Exercise objective |
The response must reproduce every record in full.
*** Supplied data ***
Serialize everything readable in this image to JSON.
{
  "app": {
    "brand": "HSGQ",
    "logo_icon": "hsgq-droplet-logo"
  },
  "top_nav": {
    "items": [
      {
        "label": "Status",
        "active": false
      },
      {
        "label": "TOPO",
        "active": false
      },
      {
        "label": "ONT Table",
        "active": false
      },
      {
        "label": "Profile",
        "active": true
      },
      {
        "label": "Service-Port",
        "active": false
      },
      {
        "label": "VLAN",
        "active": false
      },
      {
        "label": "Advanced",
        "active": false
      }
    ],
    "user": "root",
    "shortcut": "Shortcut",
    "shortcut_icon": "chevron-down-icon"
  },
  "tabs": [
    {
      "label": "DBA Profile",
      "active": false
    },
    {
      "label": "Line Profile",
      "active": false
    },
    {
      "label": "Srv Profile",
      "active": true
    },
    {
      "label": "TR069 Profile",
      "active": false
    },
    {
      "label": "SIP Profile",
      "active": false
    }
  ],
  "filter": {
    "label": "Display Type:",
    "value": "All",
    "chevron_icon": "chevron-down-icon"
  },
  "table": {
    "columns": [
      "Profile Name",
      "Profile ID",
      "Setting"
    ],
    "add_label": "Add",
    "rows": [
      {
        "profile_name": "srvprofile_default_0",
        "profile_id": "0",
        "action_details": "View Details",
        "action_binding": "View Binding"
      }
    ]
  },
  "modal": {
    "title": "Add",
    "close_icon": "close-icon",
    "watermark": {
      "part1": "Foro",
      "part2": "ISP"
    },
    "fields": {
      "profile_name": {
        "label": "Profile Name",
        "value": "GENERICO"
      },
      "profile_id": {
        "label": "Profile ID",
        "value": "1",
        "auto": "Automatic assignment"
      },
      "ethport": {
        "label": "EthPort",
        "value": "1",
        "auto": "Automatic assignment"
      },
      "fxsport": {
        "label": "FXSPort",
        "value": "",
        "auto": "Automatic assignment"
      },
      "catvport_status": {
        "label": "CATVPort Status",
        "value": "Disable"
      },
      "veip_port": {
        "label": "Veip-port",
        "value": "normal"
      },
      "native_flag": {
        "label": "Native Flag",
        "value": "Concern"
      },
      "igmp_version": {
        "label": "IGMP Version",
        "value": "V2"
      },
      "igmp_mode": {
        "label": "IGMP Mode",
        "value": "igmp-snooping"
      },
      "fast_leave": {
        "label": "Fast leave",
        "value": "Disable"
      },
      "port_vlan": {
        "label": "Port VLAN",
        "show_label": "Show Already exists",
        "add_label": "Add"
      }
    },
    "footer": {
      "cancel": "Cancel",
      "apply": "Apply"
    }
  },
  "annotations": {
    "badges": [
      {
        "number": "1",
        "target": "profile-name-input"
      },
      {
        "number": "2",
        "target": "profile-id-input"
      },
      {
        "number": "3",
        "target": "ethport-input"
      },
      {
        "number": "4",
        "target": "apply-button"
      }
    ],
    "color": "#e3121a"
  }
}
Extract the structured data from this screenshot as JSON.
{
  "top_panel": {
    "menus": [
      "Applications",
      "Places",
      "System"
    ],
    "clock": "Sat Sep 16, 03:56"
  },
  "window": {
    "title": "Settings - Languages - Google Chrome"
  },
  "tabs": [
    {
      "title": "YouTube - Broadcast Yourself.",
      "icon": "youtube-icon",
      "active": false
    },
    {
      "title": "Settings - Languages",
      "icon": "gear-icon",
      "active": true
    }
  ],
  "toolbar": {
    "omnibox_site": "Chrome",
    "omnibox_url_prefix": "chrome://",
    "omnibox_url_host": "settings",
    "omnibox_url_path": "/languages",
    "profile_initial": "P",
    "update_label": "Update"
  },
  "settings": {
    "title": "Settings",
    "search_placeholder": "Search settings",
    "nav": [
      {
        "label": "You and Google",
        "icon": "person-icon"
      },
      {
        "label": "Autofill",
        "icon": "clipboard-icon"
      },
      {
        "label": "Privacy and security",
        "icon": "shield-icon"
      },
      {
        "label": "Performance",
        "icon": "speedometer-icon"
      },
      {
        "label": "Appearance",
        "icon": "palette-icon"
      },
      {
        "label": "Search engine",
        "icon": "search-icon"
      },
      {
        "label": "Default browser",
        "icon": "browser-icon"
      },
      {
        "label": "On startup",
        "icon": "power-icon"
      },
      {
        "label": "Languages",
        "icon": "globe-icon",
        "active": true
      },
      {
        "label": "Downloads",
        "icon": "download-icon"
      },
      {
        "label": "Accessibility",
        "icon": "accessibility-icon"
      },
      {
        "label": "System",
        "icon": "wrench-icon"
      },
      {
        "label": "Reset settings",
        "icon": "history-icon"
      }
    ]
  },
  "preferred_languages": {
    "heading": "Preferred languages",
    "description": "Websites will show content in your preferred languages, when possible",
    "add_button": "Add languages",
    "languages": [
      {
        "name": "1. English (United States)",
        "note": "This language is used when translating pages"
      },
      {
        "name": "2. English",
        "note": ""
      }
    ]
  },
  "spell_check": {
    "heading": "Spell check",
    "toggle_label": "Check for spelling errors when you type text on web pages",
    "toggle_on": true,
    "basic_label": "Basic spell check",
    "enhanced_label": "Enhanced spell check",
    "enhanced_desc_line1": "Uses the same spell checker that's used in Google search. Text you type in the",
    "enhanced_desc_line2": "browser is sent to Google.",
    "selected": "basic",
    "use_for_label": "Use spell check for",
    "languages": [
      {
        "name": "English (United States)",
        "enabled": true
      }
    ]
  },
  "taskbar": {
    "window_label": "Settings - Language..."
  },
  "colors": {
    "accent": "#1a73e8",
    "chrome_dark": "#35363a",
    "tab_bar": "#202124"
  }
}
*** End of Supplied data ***
Exercise response |
Serialize everything readable in this image to JSON.
{
  "app": {
    "brand": "HSGQ",
    "logo_icon": "hsgq-droplet-logo"
  },
  "top_nav": {
    "items": [
      {
        "label": "Status",
        "active": false
      },
      {
        "label": "TOPO",
        "active": false
      },
      {
        "label": "ONT Table",
        "active": false
      },
      {
        "label": "Profile",
        "active": true
      },
      {
        "label": "Service-Port",
        "active": false
      },
      {
        "label": "VLAN",
        "active": false
      },
      {
        "label": "Advanced",
        "active": false
      }
    ],
    "user": "root",
    "shortcut": "Shortcut",
    "shortcut_icon": "chevron-down-icon"
  },
  "tabs": [
    {
      "label": "DBA Profile",
      "active": false
    },
    {
      "label": "Line Profile",
      "active": false
    },
    {
      "label": "Srv Profile",
      "active": true
    },
    {
      "label": "TR069 Profile",
      "active": false
    },
    {
      "label": "SIP Profile",
      "active": false
    }
  ],
  "filter": {
    "label": "Display Type:",
    "value": "All",
    "chevron_icon": "chevron-down-icon"
  },
  "table": {
    "columns": [
      "Profile Name",
      "Profile ID",
      "Setting"
    ],
    "add_label": "Add",
    "rows": [
      {
        "profile_name": "srvprofile_default_0",
        "profile_id": "0",
        "action_details": "View Details",
        "action_binding": "View Binding"
      }
    ]
  },
  "modal": {
    "title": "Add",
    "close_icon": "close-icon",
    "watermark": {
      "part1": "Foro",
      "part2": "ISP"
    },
    "fields": {
      "profile_name": {
        "label": "Profile Name",
        "value": "GENERICO"
      },
      "profile_id": {
        "label": "Profile ID",
        "value": "1",
        "auto": "Automatic assignment"
      },
      "ethport": {
        "label": "EthPort",
        "value": "1",
        "auto": "Automatic assignment"
      },
      "fxsport": {
        "label": "FXSPort",
        "value": "",
        "auto": "Automatic assignment"
      },
      "catvport_status": {
        "label": "CATVPort Status",
        "value": "Disable"
      },
      "veip_port": {
        "label": "Veip-port",
        "value": "normal"
      },
      "native_flag": {
        "label": "Native Flag",
        "value": "Concern"
      },
      "igmp_version": {
        "label": "IGMP Version",
        "value": "V2"
      },
      "igmp_mode": {
        "label": "IGMP Mode",
        "value": "igmp-snooping"
      },
      "fast_leave": {
        "label": "Fast leave",
        "value": "Disable"
      },
      "port_vlan": {
        "label": "Port VLAN",
        "show_label": "Show Already exists",
        "add_label": "Add"
      }
    },
    "footer": {
      "cancel": "Cancel",
      "apply": "Apply"
    }
  },
  "annotations": {
    "badges": [
      {
        "number": "1",
        "target": "profile-name-input"
      },
      {
        "number": "2",
        "target": "profile-id-input"
      },
      {
        "number": "3",
        "target": "ethport-input"
      },
      {
        "number": "4",
        "target": "apply-button"
      }
    ],
    "color": "#e3121a"
  }
}
Extract the structured data from this screenshot as JSON.
{
  "top_panel": {
    "menus": [
      "Applications",
      "Places",
      "System"
    ],
    "clock": "Sat Sep 16, 03:56"
  },
  "window": {
    "title": "Settings - Languages - Google Chrome"
  },
  "tabs": [
    {
      "title": "YouTube - Broadcast Yourself.",
      "icon": "youtube-icon",
      "active": false
    },
    {
      "title": "Settings - Languages",
      "icon": "gear-icon",
      "active": true
    }
  ],
  "toolbar": {
    "omnibox_site": "Chrome",
    "omnibox_url_prefix": "chrome://",
    "omnibox_url_host": "settings",
    "omnibox_url_path": "/languages",
    "profile_initial": "P",
    "update_label": "Update"
  },
  "settings": {
    "title": "Settings",
    "search_placeholder": "Search settings",
    "nav": [
      {
        "label": "You and Google",
        "icon": "person-icon"
      },
      {
        "label": "Autofill",
        "icon": "clipboard-icon"
      },
      {
        "label": "Privacy and security",
        "icon": "shield-icon"
      },
      {
        "label": "Performance",
        "icon": "speedometer-icon"
      },
      {
        "label": "Appearance",
        "icon": "palette-icon"
      },
      {
        "label": "Search engine",
        "icon": "search-icon"
      },
      {
        "label": "Default browser",
        "icon": "browser-icon"
      },
      {
        "label": "On startup",
        "icon": "power-icon"
      },
      {
        "label": "Languages",
        "icon": "globe-icon",
        "active": true
      },
      {
        "label": "Downloads",
        "icon": "download-icon"
      },
      {
        "label": "Accessibility",
        "icon": "accessibility-icon"
      },
      {
        "label": "System",
        "icon": "wrench-icon"
      },
      {
        "label": "Reset settings",
        "icon": "history-icon"
      }
    ]
  },
  "preferred_languages": {
    "heading": "Preferred languages",
    "description": "Websites will show content in your preferred languages, when possible",
    "add_button": "Add languages",
    "languages": [
      {
        "name": "1. English (United States)",
        "note": "This language is used when translating pages"
      },
      {
        "name": "2. English",
        "note": ""
      }
    ]
  },
  "spell_check": {
    "heading": "Spell check",
    "toggle_label": "Check for spelling errors when you type text on web pages",
    "toggle_on": true,
    "basic_label": "Basic spell check",
    "enhanced_label": "Enhanced spell check",
    "enhanced_desc_line1": "Uses the same spell checker that's used in Google search. Text you type in the",
    "enhanced_desc_line2": "browser is sent to Google.",
    "selected": "basic",
    "use_for_label": "Use spell check for",
    "languages": [
      {
        "name": "English (United States)",
        "enabled": true
      }
    ]
  },
  "taskbar": {
    "window_label": "Settings - Language..."
  },
  "colors": {
    "accent": "#1a73e8",
    "chrome_dark": "#35363a",
    "tab_bar": "#202124"
  }
}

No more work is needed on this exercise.